Mott- Mad Shadows
Somewhere between rock and glam, between obscurity and fame, Mott the Hoople delivered an album—Mad Shadows— that was a commercial and critical failure. But its loose arrangements, odd juxtaposition of styles and “unfocused” quality give it a dark aspect that makes it worthwhile to listen today. The record was produced for Island by Guy Stevens, a broken genius whose work spans some of the great pink label recordings (Free’s Tons of Sobs, certain tracks by Winwood and Traffic) and culminated in albums like The Clash’s London Calling. Stevens was a significant figure in the English music scene partly due to his fluency in R&B and rock and roll. You can hear his influences here (along with his keyboard playing).
There is something almost refreshing about the fact that this album is hard to classify: it has moments of lyrical beauty and grandeur that seem to be at odds with its raw power, but it’s just that juxtaposition that make it intriguing to me. (You can hear the same thing in the pre-glam Bowie—The Man Who Sold the World—an album far less polished than Bowie’s later, better known work, which draws its power from its rougher edges). Of course, Mott gained fame with their cover of “All the Young Dudes,” written and produced by Bowie. But this early record offers something much different.
I bought an early US pressing out of a bin that had seen better days—it was a good sounding record that had suffered too much abuse to enjoy. But, it was enough to get me to bite—I was able to find a really clean UK pink label for little money.

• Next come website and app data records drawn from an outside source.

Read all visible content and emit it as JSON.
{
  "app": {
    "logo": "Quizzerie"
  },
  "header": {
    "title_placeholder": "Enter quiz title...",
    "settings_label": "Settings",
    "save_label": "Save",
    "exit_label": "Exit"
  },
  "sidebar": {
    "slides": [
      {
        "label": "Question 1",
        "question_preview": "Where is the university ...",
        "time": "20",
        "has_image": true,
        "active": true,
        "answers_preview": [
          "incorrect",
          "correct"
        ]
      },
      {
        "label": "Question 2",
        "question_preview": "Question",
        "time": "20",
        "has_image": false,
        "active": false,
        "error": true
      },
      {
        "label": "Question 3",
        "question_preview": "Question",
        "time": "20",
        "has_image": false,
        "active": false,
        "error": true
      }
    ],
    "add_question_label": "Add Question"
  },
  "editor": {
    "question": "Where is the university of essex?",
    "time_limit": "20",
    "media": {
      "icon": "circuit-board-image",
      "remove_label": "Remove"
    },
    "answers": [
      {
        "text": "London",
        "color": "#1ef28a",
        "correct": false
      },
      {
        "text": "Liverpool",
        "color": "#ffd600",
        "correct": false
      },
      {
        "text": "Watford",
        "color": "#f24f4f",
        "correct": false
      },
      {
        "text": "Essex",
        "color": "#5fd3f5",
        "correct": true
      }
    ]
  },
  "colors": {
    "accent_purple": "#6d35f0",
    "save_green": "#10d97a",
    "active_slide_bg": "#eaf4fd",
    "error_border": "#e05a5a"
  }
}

It had suffered from a mild warp that was put to rest with one pass through the marvel of vinyl-flattening alchemy (a subject that will be addressed in greater detail elsewhere). If you go hunting for one of these early pressings, the key is condition more than provenance. I have no idea what the old Japanese pressing sounds like, but it fetches real money. I think you are better off looking for a clean early U.S. or UK copy. Good hunting!